Five Fridges Farm Promotes Sustainable Grazing at the farm and in the Wheat Ridge Community: A few years ago, the farm worked with the city to test weather or not goats could be used to mow invasive weeds in the right- of ways bordering the farm. The the terrain was difficult for city mowering machines and the farm did not want pesticide sprayed so close to thegrazing and growing areas at the farm. Our 'live mowers" worked out so well that the the city and the farm expanded the grazing weed management to other parts of the city. After three years of rotational grazing the invasive weeds are down and native grass communities have returned in all of the grazed areas. The farm uses the research and help of both CSU Extension ( which periodically does grazing workshops at the farm) as well as the research of Allan Savory. For more information on the benefits of sustainable rotational grazing please see Allan Savory's TED talk and his other research
Sustainable Growing Projects at the farm: From the chickens and the goats to vegetables and grains all of the projects at the farm are meant to refine research how communities can grow sustainably with the water and soil
Tap to Feed Recycling Program: The farm a has wonderful partnership with Colorado Plus Brewery in Wheat Ridge . Spent grain from the brew process is donated to feed animals rather than going into the waste stream. Each week the farm picks up about 200 pounds of wet grain. The goats and chickens love it. Please support businesses such as CO Plus that make the effort allow farmers access to food waste that can go to feed animals. CO Plus Brew Pub
History: Five Fridges Farm was originally known as Red Wing Ranch. Earnestine and Walt Williams owned this acreage from the 1930’s to the mid 1990’s where they raised steer, hogs, chickens, and later goats.
Amanda Weaver, urban agricultural researcher and instructor of geography at UC Denver, bought the land from Louise Turner, a long-time Wheat Ridge resident and farm neighbor. Louise raised generations of milk goats on the farm from the Earnestine’s original herd. Amanda started working with Louise and her goats in early 2010. She is currently living in the renovated farm home and adopted the new name after being warned that goat’s milk will require a lot of refrigeration as refrigerators of all ages and sizes were removed from the house during the renovation.
Since Earnestine’s time at the farm, city has grown up around it, creating a truly unique opportunity for “urban agriculture” as apartments, houses, condos and a school surround the farm.
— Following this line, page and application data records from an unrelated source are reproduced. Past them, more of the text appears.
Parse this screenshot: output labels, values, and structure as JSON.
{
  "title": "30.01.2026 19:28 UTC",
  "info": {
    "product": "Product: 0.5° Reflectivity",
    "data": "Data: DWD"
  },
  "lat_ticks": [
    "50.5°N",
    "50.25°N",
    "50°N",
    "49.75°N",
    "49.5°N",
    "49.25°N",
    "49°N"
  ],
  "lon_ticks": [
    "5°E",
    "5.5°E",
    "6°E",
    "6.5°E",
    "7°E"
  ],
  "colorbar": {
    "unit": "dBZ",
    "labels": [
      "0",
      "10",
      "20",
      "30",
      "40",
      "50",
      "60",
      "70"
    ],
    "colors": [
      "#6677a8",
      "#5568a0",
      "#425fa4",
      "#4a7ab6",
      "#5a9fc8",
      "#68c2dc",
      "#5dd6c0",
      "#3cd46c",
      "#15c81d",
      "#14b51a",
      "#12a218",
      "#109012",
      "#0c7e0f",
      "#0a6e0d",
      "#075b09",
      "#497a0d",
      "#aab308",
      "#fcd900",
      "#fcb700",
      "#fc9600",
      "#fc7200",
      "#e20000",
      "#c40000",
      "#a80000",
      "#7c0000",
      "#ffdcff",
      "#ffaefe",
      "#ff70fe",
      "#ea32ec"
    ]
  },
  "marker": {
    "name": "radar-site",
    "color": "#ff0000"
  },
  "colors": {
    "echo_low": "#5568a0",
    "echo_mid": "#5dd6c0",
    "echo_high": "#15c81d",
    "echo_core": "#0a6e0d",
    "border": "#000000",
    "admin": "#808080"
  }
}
There is a pond, a year-round creek, and fields with beautiful views of the mountains. Earnestine called it her “heaven on earth.” We couldn’t agree more. There is healthy space for animals to graze, plants to grow, water to run, and wildlife to roam and fly.
Urban Bee Project at Five Fridges Farm: Bees are a very important part of agriculture as they pollinate about 30% of all of the crops we eat. The CU Urban Bee Project are group of researchers from CU who are studying new and old techniques beekeeping to find methods of hive maintenance and honey harvesting that are less invasive for bees. Since bees are having having a tough time globally, we hope to find ways to make it our urban environment a little easier on them. 9 News story on the project
Five Fridges Farm is a Conservation Easement: Managed by Colorado Open Lands, the farm is protected for agriculture use forever. The cannot be subdivided or built upon outside of the envelope of currently existing buildings. Though it is privately owned, it is monitored every year to ensure that the conservation values are maintained. The farm works closely with Colorado Open Lands to promote information about conserved lands by holding events at the farm as well as participating in Conserved Colorado-- a website listing products and services available at locally conserved farms. For more information on privately conserved land, please see the Colorado Open Lands website.